EXERCISE AIM
Copy out the data that comes next, character for character, and leave the images aside.
RECORD SET section start
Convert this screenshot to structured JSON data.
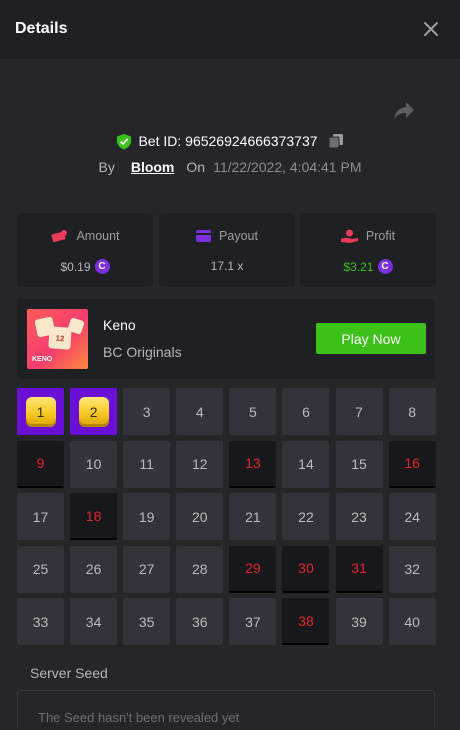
{
  "header": {
    "title": "Details"
  },
  "bet": {
    "id_label": "Bet ID: 96526924666373737",
    "by_label": "By",
    "user": "Bloom",
    "on_label": "On",
    "time": "11/22/2022, 4:04:41 PM"
  },
  "stats": {
    "amount": {
      "label": "Amount",
      "value": "$0.19"
    },
    "payout": {
      "label": "Payout",
      "value": "17.1 x"
    },
    "profit": {
      "label": "Profit",
      "value": "$3.21"
    }
  },
  "game": {
    "name": "Keno",
    "provider": "BC Originals",
    "thumb_label": "KENO",
    "thumb_tile": "12",
    "play_label": "Play Now"
  },
  "board": {
    "numbers": [
      "1",
      "2",
      "3",
      "4",
      "5",
      "6",
      "7",
      "8",
      "9",
      "10",
      "11",
      "12",
      "13",
      "14",
      "15",
      "16",
      "17",
      "18",
      "19",
      "20",
      "21",
      "22",
      "23",
      "24",
      "25",
      "26",
      "27",
      "28",
      "29",
      "30",
      "31",
      "32",
      "33",
      "34",
      "35",
      "36",
      "37",
      "38",
      "39",
      "40"
    ],
    "selected": [
      "1",
      "2"
    ],
    "drawn_hits": [
      "9",
      "13",
      "16",
      "18",
      "29",
      "30",
      "31",
      "38"
    ]
  },
  "seed": {
    "title": "Server Seed",
    "text": "The Seed hasn't been revealed yet"
  },
  "icons": {
    "close": "close-icon",
    "share": "share-icon",
    "verified": "shield-check-icon",
    "copy": "copy-icon",
    "amount": "money-icon",
    "payout": "card-icon",
    "profit": "hand-coin-icon",
    "coin": "bc-coin-icon"
  },
  "colors": {
    "accent_green": "#3bc117",
    "selected_purple": "#6a0fd6",
    "hit_red": "#e8232b",
    "profit_green": "#3bc117",
    "amount_red": "#ea3b5c",
    "payout_purple": "#7b2fe0"
  }
}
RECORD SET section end
COMPLETED EXERCISE
Convert this screenshot to structured JSON data.
{
  "header": {
    "title": "Details"
  },
  "bet": {
    "id_label": "Bet ID: 96526924666373737",
    "by_label": "By",
    "user": "Bloom",
    "on_label": "On",
    "time": "11/22/2022, 4:04:41 PM"
  },
  "stats": {
    "amount": {
      "label": "Amount",
      "value": "$0.19"
    },
    "payout": {
      "label": "Payout",
      "value": "17.1 x"
    },
    "profit": {
      "label": "Profit",
      "value": "$3.21"
    }
  },
  "game": {
    "name": "Keno",
    "provider": "BC Originals",
    "thumb_label": "KENO",
    "thumb_tile": "12",
    "play_label": "Play Now"
  },
  "board": {
    "numbers": [
      "1",
      "2",
      "3",
      "4",
      "5",
      "6",
      "7",
      "8",
      "9",
      "10",
      "11",
      "12",
      "13",
      "14",
      "15",
      "16",
      "17",
      "18",
      "19",
      "20",
      "21",
      "22",
      "23",
      "24",
      "25",
      "26",
      "27",
      "28",
      "29",
      "30",
      "31",
      "32",
      "33",
      "34",
      "35",
      "36",
      "37",
      "38",
      "39",
      "40"
    ],
    "selected": [
      "1",
      "2"
    ],
    "drawn_hits": [
      "9",
      "13",
      "16",
      "18",
      "29",
      "30",
      "31",
      "38"
    ]
  },
  "seed": {
    "title": "Server Seed",
    "text": "The Seed hasn't been revealed yet"
  },
  "icons": {
    "close": "close-icon",
    "share": "share-icon",
    "verified": "shield-check-icon",
    "copy": "copy-icon",
    "amount": "money-icon",
    "payout": "card-icon",
    "profit": "hand-coin-icon",
    "coin": "bc-coin-icon"
  },
  "colors": {
    "accent_green": "#3bc117",
    "selected_purple": "#6a0fd6",
    "hit_red": "#e8232b",
    "profit_green": "#3bc117",
    "amount_red": "#ea3b5c",
    "payout_purple": "#7b2fe0"
  }
}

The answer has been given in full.